I found this book at the right time because I’ve been looking for…I don’t know…something else. I’ve done the paleo thing off and on for years (I’ve completed three Whole30s since 2012), but that way of eating never felt sustainable for the long term. I’ve been eating a lot of meat, and I got to the point where I felt like I was eating too much of it.
Centenarians in the five Blue Zones don’t eat a lot of meat. Research has shown that it’s not vegans or meat eaters who live the longest, but pescetarians – those who mostly abstain from meat but add in seafood once in a while.
After discussing the Blue Zones research with Paul, we decided to make a joint effort to follow the guidelines (I cook pretty much all of our meals, so I wanted to make sure he was okay with the change). Luckily, I already enjoy most of the food that the Blue Zones recommends (except raw tomatoes…I’m 35 years old and I still won’t consume tomatoes unless they’re cooked). We just need to eat more of it, focusing on vegetables and beans instead of meat.
Some of the food I buy is organic, but I’m not militant about it. I’m just happy if I’m eating broccoli, carrots, and apples instead of Cool Ranch Doritos, no matter where they came from. (I haven’t actually consumed any Cool Ranch Doritos in the past fifteen years.) Paul and I actually prefer plain tortilla chips, but we’ve agreed to no longer keep them in the house since we tend to gravitate toward those for a snack instead of healthier options.
Unlike the rigid Whole30 – which has good reasons for being rigid – our new approach will be more flexible. If we eat at someone’s house and they’re serving something we don’t normally eat, like beef or chicken, we won’t turn it down (even centenarians in the Blue Zones eat small amounts of meat occasionally, in addition to seafood). However, you always have permission to turn down things you are opposed to consuming, like dessert if you abstain from sugar. Or Cool Ranch Doritos. Please don’t eat those.
Around the time I started reading the book, I heard from a neighbor that many people on the street we live on are members of the Porter Farms CSA, and they have a long-established delivery schedule in our area. I had put off joining a CSA because I thought the pick-up locations might be inconvenient, but what’s easier than fetching my CSA delivery just a few doors down from my house?
This particular CSA was halfway through its 20-week growing season before I joined, but at least I’ll have it for the next 10 weeks. One motivation for joining – other than the convenience of a recurring organic food delivery – is knowing it would force me to consume foods I never (or rarely) purchase myself.
That was certainly the case with my first delivery, which included a watermelon with yellow flesh, and peppers I’d never cooked with before (cubanelle, poblano).

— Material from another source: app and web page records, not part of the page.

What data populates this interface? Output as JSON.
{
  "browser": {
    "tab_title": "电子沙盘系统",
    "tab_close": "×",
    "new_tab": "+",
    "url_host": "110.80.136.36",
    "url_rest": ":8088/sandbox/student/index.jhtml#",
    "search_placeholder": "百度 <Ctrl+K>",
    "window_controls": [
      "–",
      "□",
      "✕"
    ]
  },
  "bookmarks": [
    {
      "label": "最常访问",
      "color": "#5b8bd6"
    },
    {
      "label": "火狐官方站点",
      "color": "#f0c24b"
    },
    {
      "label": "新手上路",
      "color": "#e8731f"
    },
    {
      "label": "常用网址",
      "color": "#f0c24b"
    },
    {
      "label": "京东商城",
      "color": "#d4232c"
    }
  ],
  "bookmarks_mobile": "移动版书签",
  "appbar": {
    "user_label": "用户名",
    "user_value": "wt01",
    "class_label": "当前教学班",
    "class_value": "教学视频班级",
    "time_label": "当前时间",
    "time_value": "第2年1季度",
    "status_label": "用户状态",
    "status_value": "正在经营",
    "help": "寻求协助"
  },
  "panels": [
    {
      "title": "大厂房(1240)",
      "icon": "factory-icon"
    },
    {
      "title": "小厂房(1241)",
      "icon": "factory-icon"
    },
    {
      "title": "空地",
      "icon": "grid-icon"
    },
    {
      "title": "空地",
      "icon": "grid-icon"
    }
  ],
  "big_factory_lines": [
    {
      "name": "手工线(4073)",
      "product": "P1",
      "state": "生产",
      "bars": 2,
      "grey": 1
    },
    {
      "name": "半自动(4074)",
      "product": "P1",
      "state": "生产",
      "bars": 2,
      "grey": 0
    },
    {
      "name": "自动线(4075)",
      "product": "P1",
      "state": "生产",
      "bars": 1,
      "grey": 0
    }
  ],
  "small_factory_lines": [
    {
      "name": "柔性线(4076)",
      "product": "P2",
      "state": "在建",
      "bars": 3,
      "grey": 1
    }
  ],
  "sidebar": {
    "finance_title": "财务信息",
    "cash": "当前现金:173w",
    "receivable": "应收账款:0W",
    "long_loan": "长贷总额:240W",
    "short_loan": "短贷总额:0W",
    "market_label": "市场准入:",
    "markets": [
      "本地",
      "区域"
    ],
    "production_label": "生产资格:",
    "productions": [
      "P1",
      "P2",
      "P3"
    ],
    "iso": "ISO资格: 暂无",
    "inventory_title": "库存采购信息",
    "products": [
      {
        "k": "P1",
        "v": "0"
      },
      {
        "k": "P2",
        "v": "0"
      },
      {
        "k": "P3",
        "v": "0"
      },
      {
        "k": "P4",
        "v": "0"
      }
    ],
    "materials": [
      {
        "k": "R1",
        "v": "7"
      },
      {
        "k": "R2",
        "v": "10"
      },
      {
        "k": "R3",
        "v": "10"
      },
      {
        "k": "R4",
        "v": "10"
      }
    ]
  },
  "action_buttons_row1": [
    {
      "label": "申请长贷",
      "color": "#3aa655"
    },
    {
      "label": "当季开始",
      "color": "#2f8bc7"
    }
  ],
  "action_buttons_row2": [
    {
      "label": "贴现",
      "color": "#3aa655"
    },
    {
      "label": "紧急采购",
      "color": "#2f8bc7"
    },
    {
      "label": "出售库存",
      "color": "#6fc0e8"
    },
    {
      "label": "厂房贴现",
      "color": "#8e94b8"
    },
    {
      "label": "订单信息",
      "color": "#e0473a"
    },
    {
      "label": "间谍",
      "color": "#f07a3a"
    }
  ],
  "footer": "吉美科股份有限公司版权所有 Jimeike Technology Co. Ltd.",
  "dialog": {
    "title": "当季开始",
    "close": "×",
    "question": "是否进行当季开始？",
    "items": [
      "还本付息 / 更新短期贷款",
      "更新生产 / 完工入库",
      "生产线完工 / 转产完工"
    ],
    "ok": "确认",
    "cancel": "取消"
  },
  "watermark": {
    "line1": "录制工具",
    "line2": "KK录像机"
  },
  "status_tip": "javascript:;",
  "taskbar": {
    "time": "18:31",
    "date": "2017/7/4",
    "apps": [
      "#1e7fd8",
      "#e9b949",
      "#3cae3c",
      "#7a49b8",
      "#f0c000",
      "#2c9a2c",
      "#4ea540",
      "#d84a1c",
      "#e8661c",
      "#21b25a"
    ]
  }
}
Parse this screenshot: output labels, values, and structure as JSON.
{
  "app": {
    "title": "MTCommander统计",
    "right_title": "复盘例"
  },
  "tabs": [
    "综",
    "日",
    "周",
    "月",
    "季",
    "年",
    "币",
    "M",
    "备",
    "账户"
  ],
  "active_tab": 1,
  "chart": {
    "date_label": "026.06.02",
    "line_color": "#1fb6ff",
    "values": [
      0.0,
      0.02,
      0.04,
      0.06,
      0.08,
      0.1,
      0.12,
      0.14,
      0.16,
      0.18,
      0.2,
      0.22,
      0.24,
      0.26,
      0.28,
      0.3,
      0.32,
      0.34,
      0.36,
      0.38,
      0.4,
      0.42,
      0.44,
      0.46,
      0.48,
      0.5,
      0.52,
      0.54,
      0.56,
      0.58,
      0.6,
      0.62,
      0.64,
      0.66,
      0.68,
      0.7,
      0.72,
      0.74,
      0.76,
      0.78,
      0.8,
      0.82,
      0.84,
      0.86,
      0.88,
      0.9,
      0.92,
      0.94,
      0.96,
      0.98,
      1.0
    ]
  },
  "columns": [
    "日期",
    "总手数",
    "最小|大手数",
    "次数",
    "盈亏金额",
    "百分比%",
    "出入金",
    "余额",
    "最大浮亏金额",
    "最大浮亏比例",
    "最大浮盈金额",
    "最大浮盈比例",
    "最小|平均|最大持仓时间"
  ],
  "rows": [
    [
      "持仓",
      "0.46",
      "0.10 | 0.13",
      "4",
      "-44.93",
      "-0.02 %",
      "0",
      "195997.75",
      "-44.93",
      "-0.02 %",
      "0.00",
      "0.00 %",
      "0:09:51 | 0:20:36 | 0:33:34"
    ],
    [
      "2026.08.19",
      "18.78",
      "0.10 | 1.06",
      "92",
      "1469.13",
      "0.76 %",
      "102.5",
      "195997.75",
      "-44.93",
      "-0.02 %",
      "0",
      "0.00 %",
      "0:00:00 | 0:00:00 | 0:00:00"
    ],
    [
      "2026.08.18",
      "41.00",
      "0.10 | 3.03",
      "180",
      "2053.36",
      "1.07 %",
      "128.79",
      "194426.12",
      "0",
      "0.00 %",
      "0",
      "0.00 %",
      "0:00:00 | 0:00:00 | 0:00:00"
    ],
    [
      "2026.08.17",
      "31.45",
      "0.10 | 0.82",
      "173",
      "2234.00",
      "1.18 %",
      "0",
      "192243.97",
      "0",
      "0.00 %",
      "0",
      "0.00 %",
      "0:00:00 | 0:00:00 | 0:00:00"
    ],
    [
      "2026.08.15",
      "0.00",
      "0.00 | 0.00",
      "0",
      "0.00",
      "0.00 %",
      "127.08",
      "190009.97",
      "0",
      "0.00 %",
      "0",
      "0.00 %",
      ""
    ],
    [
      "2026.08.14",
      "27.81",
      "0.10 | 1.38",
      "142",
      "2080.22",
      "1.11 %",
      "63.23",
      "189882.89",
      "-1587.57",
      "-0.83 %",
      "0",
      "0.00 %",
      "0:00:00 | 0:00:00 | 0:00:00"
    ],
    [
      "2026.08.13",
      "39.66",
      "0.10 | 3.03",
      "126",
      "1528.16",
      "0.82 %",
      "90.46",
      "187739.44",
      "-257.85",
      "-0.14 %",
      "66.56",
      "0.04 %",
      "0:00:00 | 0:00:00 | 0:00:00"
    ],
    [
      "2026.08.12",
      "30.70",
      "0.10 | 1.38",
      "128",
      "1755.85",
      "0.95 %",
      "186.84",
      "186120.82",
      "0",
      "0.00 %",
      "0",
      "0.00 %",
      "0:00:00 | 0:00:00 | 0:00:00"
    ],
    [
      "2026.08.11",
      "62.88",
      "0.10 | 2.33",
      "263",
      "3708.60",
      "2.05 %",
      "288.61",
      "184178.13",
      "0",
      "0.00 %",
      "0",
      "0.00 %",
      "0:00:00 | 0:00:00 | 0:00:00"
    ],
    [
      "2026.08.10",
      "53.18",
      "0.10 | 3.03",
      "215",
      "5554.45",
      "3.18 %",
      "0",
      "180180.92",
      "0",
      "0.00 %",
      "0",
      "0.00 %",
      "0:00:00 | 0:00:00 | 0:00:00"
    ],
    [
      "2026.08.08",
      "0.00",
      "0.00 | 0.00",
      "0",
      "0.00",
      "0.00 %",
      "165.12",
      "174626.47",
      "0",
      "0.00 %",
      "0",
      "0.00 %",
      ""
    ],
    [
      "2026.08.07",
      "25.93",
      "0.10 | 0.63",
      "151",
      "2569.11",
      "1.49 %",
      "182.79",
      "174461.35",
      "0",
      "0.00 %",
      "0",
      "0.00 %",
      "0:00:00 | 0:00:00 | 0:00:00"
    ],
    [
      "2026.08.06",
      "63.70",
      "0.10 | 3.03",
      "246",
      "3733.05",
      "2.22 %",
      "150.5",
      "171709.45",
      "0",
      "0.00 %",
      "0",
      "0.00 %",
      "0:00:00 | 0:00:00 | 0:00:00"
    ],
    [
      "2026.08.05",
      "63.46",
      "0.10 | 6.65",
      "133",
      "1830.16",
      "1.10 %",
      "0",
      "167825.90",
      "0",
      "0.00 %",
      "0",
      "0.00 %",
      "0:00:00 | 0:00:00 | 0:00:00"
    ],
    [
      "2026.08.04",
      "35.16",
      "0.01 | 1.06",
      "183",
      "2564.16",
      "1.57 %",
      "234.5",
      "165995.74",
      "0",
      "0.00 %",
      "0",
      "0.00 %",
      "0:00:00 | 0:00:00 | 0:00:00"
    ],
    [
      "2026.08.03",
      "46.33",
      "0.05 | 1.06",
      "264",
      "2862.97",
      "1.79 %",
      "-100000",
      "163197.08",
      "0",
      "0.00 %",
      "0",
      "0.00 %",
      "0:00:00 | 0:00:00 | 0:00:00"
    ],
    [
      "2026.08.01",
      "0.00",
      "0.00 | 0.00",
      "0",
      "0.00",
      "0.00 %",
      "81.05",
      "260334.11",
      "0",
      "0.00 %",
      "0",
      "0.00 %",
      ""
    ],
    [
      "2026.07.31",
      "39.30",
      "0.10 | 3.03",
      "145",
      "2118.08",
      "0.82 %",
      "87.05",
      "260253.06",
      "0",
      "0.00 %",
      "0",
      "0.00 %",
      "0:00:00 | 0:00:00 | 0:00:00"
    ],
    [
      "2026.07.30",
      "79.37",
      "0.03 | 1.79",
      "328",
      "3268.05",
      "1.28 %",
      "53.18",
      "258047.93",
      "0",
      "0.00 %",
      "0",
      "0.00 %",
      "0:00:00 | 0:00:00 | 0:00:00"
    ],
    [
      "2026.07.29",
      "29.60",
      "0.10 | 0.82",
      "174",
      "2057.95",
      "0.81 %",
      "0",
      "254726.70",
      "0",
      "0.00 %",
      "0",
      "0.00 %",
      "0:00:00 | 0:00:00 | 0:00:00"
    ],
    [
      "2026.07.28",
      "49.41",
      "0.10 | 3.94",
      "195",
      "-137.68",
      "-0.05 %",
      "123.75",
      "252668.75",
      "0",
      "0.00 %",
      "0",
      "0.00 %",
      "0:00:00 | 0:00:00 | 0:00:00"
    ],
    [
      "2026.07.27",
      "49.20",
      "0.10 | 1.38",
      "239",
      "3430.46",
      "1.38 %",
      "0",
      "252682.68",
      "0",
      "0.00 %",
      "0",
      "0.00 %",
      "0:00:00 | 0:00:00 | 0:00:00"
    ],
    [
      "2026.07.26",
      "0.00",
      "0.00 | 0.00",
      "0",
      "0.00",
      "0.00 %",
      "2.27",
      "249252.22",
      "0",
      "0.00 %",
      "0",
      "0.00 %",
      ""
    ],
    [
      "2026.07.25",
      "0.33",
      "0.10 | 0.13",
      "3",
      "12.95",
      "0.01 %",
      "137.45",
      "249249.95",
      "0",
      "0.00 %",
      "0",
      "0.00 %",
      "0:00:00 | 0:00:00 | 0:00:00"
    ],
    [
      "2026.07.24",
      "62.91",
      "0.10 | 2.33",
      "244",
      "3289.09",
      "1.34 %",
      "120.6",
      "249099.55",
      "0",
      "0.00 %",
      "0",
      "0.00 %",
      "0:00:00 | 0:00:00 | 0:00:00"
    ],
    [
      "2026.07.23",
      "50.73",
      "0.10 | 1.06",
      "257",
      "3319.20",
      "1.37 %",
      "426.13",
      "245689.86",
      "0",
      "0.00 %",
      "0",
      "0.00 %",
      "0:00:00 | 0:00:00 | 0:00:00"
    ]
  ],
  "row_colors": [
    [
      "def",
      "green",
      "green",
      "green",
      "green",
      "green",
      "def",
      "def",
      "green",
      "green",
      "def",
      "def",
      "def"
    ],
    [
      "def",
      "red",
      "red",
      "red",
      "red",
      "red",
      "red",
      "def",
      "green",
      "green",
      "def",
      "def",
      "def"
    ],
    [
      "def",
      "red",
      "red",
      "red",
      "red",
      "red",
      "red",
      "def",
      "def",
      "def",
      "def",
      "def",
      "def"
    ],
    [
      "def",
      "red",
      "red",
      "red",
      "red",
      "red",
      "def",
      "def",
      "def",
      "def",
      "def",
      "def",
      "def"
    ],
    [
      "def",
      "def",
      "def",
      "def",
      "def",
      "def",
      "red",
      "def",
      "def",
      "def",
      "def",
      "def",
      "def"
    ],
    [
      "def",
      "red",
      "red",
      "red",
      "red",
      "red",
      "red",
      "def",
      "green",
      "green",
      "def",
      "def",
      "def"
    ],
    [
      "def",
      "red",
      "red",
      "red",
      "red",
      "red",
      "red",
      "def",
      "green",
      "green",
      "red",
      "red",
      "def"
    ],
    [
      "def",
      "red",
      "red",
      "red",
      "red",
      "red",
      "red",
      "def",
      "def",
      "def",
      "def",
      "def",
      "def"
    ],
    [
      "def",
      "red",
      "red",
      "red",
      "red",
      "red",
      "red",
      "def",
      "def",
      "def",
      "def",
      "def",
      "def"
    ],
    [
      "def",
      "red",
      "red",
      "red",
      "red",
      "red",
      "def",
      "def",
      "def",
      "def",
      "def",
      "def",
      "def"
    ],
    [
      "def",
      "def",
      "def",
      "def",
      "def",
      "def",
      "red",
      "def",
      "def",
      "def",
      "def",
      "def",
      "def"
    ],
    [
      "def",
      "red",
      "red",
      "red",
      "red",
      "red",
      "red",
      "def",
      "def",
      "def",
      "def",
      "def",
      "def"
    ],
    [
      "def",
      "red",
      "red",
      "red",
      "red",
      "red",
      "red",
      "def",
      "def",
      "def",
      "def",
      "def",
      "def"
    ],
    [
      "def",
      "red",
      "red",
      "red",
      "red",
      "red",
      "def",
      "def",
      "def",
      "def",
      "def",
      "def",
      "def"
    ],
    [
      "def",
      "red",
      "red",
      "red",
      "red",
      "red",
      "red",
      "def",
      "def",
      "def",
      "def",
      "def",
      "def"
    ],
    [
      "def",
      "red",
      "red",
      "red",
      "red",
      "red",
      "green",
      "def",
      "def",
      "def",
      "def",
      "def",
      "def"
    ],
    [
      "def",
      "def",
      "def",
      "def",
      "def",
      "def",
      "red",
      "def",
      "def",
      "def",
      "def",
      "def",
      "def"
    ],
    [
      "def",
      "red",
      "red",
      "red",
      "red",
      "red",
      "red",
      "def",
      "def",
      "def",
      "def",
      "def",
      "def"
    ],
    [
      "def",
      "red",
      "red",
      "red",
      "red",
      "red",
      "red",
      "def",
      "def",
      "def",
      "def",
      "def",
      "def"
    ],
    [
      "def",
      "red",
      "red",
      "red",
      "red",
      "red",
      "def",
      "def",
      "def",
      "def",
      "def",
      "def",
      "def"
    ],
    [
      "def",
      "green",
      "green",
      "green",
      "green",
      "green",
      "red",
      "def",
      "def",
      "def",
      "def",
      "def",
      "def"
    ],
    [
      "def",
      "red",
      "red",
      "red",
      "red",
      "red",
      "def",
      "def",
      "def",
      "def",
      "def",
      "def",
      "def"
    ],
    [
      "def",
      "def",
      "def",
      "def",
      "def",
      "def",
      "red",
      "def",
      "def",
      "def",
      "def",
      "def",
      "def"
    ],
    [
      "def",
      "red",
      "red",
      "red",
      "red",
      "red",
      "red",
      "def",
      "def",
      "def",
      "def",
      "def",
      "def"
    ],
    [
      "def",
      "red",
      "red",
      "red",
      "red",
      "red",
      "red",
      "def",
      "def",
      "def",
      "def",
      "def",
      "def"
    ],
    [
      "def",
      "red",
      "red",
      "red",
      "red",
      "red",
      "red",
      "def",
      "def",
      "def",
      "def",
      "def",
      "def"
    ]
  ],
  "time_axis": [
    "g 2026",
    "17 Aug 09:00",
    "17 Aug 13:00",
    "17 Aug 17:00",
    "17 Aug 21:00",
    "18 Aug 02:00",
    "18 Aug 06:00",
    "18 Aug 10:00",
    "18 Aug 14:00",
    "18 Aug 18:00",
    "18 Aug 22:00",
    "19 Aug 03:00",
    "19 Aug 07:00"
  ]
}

Our second delivery included such things as bok choy (which I love but had never cooked with before), and kohlrabi (which was completely new to me).
And of course we get a lot of raw tomatoes. Four different types! I core and freeze them so I can use them for soups. I use canned tomatoes in soups quite often, so the addition of a raw tomato or two shouldn’t be recognizable.
Of course there are other aspects to becoming a centenarian than just the foods you eat, and the book addresses those factors as well, like meaningful relationships with others and regular exercise (especially long walks – I loved when Buettner pointed out that none of the centenarians are CrossFit athletes and they’ve likely never belonged to a gym).
These are the ten food guidelines spelled out in the Blue Zones recommendations:
1) Plant Slant: 95% of the food you eat should come from a plant or plant product. Favor beans, greens, yams and sweet potatoes, fruits, nuts, and seeds. The best longevity foods are leafy greens such as spinach, kale, beet and turnip tops, chard, and collards.
2) Retreat from meat: Consume meat no more than twice a week, sized no more than two ounces cooked. Avoid processed meats like hot dogs, luncheon meats, sausages, and bacon.
3) Fish is fine: Eat up to three ounces of fish daily.
4) Diminish dairy: This includes cow’s milk, cheese, cream, and butter.
5) Occasional eggs: No more than three per week.
6) Daily dose of beans: Eat at least half a cup of cooked beans daily.
7) Slash sugar: Consume no more than seven added teaspoons per day.
8) Snack on nuts: Eat two handfuls of nuts per day.
9) Sour on bread: Replace common bread with sourdough or 100% whole wheat bread. (Note: I still plan to eat gluten-free all/most of the time, so I won’t be adopting this one.)
10) Go whole: Eat foods that are recognizable for what they are.
Could you eat like centenarians in the Blue Zones do?